Is Karua State House material?

Narc-Kenya leader Martha Karua addressing the media at the party’s headquarters in Nairobi on August 10.

Photo credit: File | Nation Media Group

What you need to know:

  • In the Legislature, of 350 MPs, only 23 were competitively elected in an all-gender contest.
  • I admire the Iron Lady in spite of the criticisms that have been levelled against her
  • Ms Karua also comes from the cultural bedrock of Kenya’s patriarchy

There isn’t a more existential contest in Kenya than the quest for the presidency. That’s why with two years to go in the tenure of Jubilee’s Uhuru Kenyatta, presidential candidates are literally being birthed every day. Many feel called, but only a tiny number are chosen as real contenders. But, as they say, you can’t win if you don’t play.

In the field of play, however, there’s a dearth of credible candidates of the female gender. Former minister Martha Karua, colloquially better known as the Iron Lady, is one of the few women with the chops to contest for the highest office in the land. Is Ms. Karua, the leader of NARC-Kenya, serious presidential material? Can she hack it?

Kenya is a cruel country for women. Although there are more females than males, the former chafe under the hetero-patriarchy of the latter. Look at the numbers. Out of 47 governors, only two are women. In the Legislature, of 350 MPs, only 23 were competitively elected in an all-gender contest. Forty-seven seats were designated for women representatives.

Without the 47, the National Assembly would be bursting with testosterone. Even so, the numbers fall woefully short of the constitutionally mandatory two-thirds gender rule. As currently constituted, the National Assembly is an unconstitutional illegality, and should’ve been dissolved like yesterday. This is Kenya where constitutional predicates are mere suggestions. The upper echelons of the corporate and public sectors are even worse.

Political barriers

The pathetic numbers of women in power suggest gargantuan cultural, social, and political barriers for women. Admittedly, Kenya isn’t an outlier among the community of nations. But there are many states – including in Africa – that have done far much better.

At least three have produced female presidents. Lesson – women can rise to the top without the end of civilisation as we know it. This isn’t rocket science. It’s a matter of deliberately dismantling misogyny and rule by mostly incompetent and corrupt men.

Which begs the question – even if Ms Karua runs, does she have a snowball’s chance in hell of being elected to State House? Alternatively, would her candidacy end in a quixotic futility? Is she doomed ab initio?

Let me confess. I admire the Iron Lady in spite of the criticisms that have been levelled against her. Some of the attacks on her are purely sexist and contemptible. For instance, I puke every time I hear knuckleheaded commenters say she should smile more. Others say she’s steel tough, like a castrator of men.

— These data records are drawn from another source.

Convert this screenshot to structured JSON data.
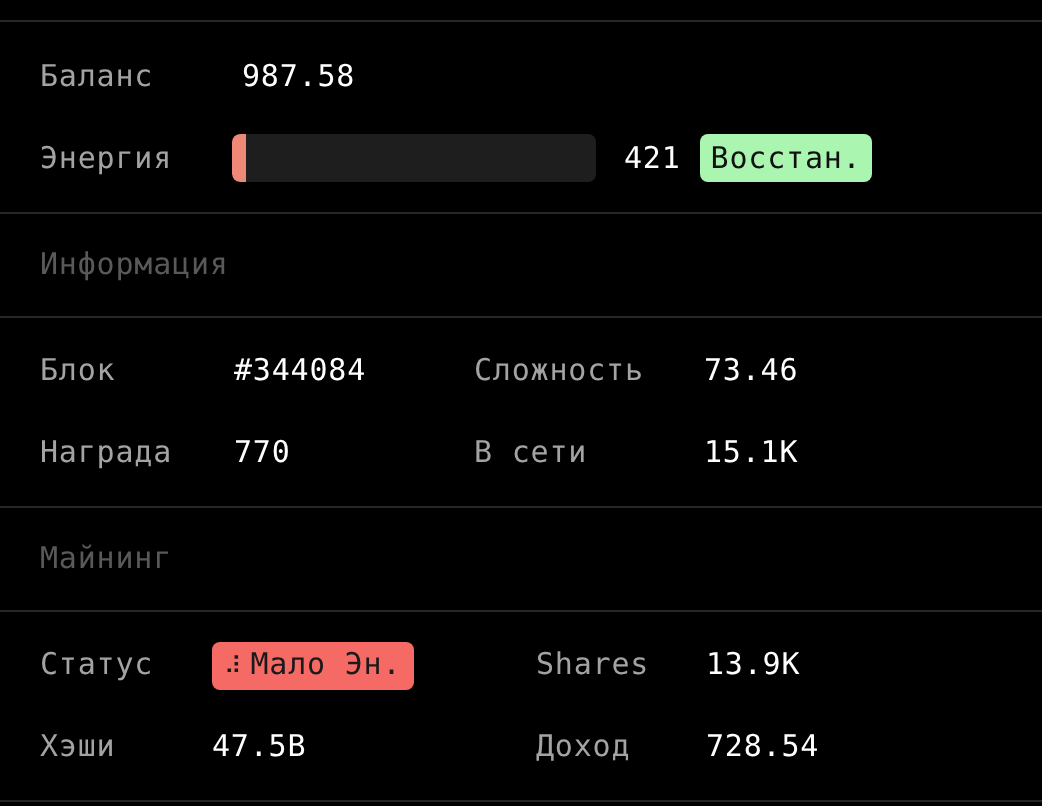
{
  "sections": [
    {
      "kind": "account",
      "balance_label": "Баланс",
      "balance": "987.58",
      "energy_label": "Энергия",
      "energy": {
        "level": 0.04,
        "reading": "421",
        "action": "Восстан."
      }
    },
    {
      "kind": "grid",
      "title": "Информация",
      "rows": [
        [
          {
            "label": "Блок",
            "value": "#344084"
          },
          {
            "label": "Сложность",
            "value": "73.46"
          }
        ],
        [
          {
            "label": "Награда",
            "value": "770"
          },
          {
            "label": "В сети",
            "value": "15.1K"
          }
        ]
      ]
    },
    {
      "kind": "grid",
      "title": "Майнинг",
      "rows": [
        [
          {
            "label": "Статус",
            "value": "Мало Эн.",
            "badge": true,
            "spinner": "⠼"
          },
          {
            "label": "Shares",
            "value": "13.9K"
          }
        ],
        [
          {
            "label": "Хэши",
            "value": "47.5B"
          },
          {
            "label": "Доход",
            "value": "728.54"
          }
        ]
      ]
    }
  ]
}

These anti-women epithets and slurs would never be levelled against a male politician, even those who’ve done worse, including murder. This tells you there’s one standard for men, as in boys will be boys, and another for women. Where a man gets away with murder, rape, and pillage – and is re-elected to high office – a woman is banished to the hills forever.

I know Ms Karua has been criticised for what many see as her role in the defending the stolen 2007 election in which PNU’s Mwai Kibaki took it from ODM’s Raila Odinga. The country turned into dystopian killing fields and almost collapsed. Her critics charge that had she not defended Mr Kibaki’s electoral heist so fiercely, the country may have been spared the ensuing near-genocidal violence.

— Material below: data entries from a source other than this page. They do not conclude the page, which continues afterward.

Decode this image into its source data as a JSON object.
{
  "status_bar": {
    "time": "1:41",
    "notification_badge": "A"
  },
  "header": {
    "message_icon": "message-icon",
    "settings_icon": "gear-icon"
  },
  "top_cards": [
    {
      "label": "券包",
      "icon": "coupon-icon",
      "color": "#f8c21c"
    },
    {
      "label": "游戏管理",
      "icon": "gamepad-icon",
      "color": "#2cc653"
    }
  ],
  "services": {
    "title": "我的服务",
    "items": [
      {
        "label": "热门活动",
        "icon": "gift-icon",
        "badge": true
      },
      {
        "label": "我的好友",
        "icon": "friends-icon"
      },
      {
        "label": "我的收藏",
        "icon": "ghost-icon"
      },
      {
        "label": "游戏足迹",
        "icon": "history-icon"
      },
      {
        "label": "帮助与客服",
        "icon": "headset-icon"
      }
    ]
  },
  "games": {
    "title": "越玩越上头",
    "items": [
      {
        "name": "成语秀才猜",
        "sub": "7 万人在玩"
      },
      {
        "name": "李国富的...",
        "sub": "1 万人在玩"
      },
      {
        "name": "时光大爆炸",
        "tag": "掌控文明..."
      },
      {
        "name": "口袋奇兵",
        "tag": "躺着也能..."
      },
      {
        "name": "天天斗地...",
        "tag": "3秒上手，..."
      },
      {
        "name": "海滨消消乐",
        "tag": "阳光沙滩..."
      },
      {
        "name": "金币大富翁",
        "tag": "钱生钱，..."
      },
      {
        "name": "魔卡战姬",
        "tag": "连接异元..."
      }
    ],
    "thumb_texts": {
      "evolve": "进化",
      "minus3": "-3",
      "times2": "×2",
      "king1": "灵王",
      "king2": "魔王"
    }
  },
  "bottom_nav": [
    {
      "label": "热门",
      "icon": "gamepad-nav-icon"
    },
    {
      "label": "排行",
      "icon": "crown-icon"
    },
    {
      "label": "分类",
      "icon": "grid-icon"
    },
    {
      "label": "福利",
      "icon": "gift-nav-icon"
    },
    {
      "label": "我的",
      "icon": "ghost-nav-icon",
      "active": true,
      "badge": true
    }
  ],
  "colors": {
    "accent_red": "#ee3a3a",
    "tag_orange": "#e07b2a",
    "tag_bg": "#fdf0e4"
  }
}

There’s some merit in this argument. But her critics forget that it’s Mr Kibaki – not Ms Karua – who was the real culprit. They seem to have forgiven Mr Kibaki while calling for her head. It’s a double standard because she’s a woman.

However, the balance of Ms Karua’s public life has been positive. She’s been a progressive and a formidable feminist in a very tough male-dominated society. I salute her. Ms Karua also comes from the cultural bedrock of Kenya’s patriarchy. The Kikuyu are deeply patriarchal and misogynistic.

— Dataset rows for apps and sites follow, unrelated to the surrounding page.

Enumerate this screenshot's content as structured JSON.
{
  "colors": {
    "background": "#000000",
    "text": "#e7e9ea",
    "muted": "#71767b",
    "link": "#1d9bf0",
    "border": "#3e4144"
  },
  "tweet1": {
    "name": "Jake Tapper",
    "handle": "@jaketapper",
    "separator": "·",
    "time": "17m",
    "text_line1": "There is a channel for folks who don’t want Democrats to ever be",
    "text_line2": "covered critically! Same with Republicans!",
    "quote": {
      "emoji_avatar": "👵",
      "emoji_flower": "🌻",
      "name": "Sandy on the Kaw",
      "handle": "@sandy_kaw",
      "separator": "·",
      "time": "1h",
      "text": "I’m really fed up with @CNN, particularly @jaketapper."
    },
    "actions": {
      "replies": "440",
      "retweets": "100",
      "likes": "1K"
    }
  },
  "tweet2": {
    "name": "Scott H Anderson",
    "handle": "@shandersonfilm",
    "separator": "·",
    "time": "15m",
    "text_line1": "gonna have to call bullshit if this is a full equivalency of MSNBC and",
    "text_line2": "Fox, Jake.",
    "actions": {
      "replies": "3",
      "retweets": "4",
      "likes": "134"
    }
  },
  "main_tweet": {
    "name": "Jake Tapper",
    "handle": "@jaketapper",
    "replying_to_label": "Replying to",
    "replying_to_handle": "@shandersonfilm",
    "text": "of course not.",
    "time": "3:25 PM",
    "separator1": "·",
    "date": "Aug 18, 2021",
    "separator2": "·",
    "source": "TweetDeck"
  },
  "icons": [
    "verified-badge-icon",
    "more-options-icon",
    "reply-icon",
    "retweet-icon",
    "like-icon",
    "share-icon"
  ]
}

Remember how Prof Wangari Maathai, the environmentalist global icon, was denigrated and mistreated not only by the Moi-Kanu kleptocracy, but also by her people in Nyeri. Some called for her circumcision.

Nobel Peace Prize

She won the Nobel Peace Prize and yet President Kibaki refused to elevate her above an assistant minister. Ms Karua confronts these same prejudices. For example, Mr Kibaki should’ve named her, not Mr Kenyatta, deputy premier. In a fight, you want her in the foxhole with you.

In politics, there are only two other women as tough as Ms Karua. Those are Kitui Governor Charity Ngilu and Kirinyaga’s Anne Waiguru. Men don’t want to go mano-a-mano with these lionesses. If you do, you may come out battered, without an eye, or squinting.

 Like the female ostrich, they may pluck your eyes out. Women leaders need this toughness to survive and succeed in Kenya’s misogynistic political terrain. I applaud them. They are role models for younger women and have the toughness required make it in Kenyan politics. That’s why Ms Karua shouldn’t agree to deputise a corrupt man as a running mate. Run, Martha, run!